*WHAT NEEDS TO BE DONE*.
In full and without alteration, return the records below.

*RECORDS PROVIDED*.
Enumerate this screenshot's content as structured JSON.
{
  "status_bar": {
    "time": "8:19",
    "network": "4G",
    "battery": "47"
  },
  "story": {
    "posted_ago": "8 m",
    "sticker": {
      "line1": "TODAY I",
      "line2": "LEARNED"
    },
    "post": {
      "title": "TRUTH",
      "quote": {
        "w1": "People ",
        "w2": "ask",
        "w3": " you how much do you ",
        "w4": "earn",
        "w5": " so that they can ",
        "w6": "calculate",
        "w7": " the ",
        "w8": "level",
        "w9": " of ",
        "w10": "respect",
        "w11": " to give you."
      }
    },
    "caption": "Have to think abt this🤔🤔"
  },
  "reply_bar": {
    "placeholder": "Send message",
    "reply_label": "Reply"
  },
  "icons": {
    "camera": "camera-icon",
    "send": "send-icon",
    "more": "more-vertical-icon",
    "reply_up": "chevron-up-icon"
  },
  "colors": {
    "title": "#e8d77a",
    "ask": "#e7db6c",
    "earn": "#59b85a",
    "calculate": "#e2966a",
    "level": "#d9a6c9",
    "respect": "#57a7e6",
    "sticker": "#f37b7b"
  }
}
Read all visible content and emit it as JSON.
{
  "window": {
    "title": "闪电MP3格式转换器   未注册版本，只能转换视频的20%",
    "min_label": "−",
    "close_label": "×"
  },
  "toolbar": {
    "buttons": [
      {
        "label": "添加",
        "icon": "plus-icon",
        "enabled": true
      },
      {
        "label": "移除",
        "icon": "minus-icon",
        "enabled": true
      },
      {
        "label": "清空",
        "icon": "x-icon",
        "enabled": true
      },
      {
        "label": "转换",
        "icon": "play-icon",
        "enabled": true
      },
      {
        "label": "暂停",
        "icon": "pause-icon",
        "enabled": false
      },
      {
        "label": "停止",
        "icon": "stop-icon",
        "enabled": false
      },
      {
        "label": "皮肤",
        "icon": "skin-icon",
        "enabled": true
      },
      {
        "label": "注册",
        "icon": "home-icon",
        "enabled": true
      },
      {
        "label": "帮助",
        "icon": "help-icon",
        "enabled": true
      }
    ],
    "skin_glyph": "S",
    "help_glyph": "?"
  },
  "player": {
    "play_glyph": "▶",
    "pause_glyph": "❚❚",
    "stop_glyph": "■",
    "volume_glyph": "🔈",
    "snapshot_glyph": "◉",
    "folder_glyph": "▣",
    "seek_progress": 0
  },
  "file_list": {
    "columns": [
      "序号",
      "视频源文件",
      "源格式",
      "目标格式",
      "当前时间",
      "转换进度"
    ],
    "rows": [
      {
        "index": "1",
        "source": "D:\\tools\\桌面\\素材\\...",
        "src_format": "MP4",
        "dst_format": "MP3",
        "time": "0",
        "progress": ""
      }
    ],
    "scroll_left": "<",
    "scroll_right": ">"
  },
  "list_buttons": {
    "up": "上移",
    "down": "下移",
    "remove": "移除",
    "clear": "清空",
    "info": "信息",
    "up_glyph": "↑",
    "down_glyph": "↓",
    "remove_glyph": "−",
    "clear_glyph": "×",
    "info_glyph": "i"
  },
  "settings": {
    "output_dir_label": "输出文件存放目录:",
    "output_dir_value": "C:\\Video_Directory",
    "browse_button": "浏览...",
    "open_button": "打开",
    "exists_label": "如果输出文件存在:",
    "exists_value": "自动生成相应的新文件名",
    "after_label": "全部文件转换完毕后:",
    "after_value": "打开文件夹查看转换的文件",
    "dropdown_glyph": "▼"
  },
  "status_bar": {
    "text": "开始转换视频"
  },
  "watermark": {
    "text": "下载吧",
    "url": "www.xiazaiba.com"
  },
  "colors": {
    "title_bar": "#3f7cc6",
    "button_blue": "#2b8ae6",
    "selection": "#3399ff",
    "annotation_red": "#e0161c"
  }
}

*RESULT*.
Enumerate this screenshot's content as structured JSON.
{
  "status_bar": {
    "time": "8:19",
    "network": "4G",
    "battery": "47"
  },
  "story": {
    "posted_ago": "8 m",
    "sticker": {
      "line1": "TODAY I",
      "line2": "LEARNED"
    },
    "post": {
      "title": "TRUTH",
      "quote": {
        "w1": "People ",
        "w2": "ask",
        "w3": " you how much do you ",
        "w4": "earn",
        "w5": " so that they can ",
        "w6": "calculate",
        "w7": " the ",
        "w8": "level",
        "w9": " of ",
        "w10": "respect",
        "w11": " to give you."
      }
    },
    "caption": "Have to think abt this🤔🤔"
  },
  "reply_bar": {
    "placeholder": "Send message",
    "reply_label": "Reply"
  },
  "icons": {
    "camera": "camera-icon",
    "send": "send-icon",
    "more": "more-vertical-icon",
    "reply_up": "chevron-up-icon"
  },
  "colors": {
    "title": "#e8d77a",
    "ask": "#e7db6c",
    "earn": "#59b85a",
    "calculate": "#e2966a",
    "level": "#d9a6c9",
    "respect": "#57a7e6",
    "sticker": "#f37b7b"
  }
}
Read all visible content and emit it as JSON.
{
  "window": {
    "title": "闪电MP3格式转换器   未注册版本，只能转换视频的20%",
    "min_label": "−",
    "close_label": "×"
  },
  "toolbar": {
    "buttons": [
      {
        "label": "添加",
        "icon": "plus-icon",
        "enabled": true
      },
      {
        "label": "移除",
        "icon": "minus-icon",
        "enabled": true
      },
      {
        "label": "清空",
        "icon": "x-icon",
        "enabled": true
      },
      {
        "label": "转换",
        "icon": "play-icon",
        "enabled": true
      },
      {
        "label": "暂停",
        "icon": "pause-icon",
        "enabled": false
      },
      {
        "label": "停止",
        "icon": "stop-icon",
        "enabled": false
      },
      {
        "label": "皮肤",
        "icon": "skin-icon",
        "enabled": true
      },
      {
        "label": "注册",
        "icon": "home-icon",
        "enabled": true
      },
      {
        "label": "帮助",
        "icon": "help-icon",
        "enabled": true
      }
    ],
    "skin_glyph": "S",
    "help_glyph": "?"
  },
  "player": {
    "play_glyph": "▶",
    "pause_glyph": "❚❚",
    "stop_glyph": "■",
    "volume_glyph": "🔈",
    "snapshot_glyph": "◉",
    "folder_glyph": "▣",
    "seek_progress": 0
  },
  "file_list": {
    "columns": [
      "序号",
      "视频源文件",
      "源格式",
      "目标格式",
      "当前时间",
      "转换进度"
    ],
    "rows": [
      {
        "index": "1",
        "source": "D:\\tools\\桌面\\素材\\...",
        "src_format": "MP4",
        "dst_format": "MP3",
        "time": "0",
        "progress": ""
      }
    ],
    "scroll_left": "<",
    "scroll_right": ">"
  },
  "list_buttons": {
    "up": "上移",
    "down": "下移",
    "remove": "移除",
    "clear": "清空",
    "info": "信息",
    "up_glyph": "↑",
    "down_glyph": "↓",
    "remove_glyph": "−",
    "clear_glyph": "×",
    "info_glyph": "i"
  },
  "settings": {
    "output_dir_label": "输出文件存放目录:",
    "output_dir_value": "C:\\Video_Directory",
    "browse_button": "浏览...",
    "open_button": "打开",
    "exists_label": "如果输出文件存在:",
    "exists_value": "自动生成相应的新文件名",
    "after_label": "全部文件转换完毕后:",
    "after_value": "打开文件夹查看转换的文件",
    "dropdown_glyph": "▼"
  },
  "status_bar": {
    "text": "开始转换视频"
  },
  "watermark": {
    "text": "下载吧",
    "url": "www.xiazaiba.com"
  },
  "colors": {
    "title_bar": "#3f7cc6",
    "button_blue": "#2b8ae6",
    "selection": "#3399ff",
    "annotation_red": "#e0161c"
  }
}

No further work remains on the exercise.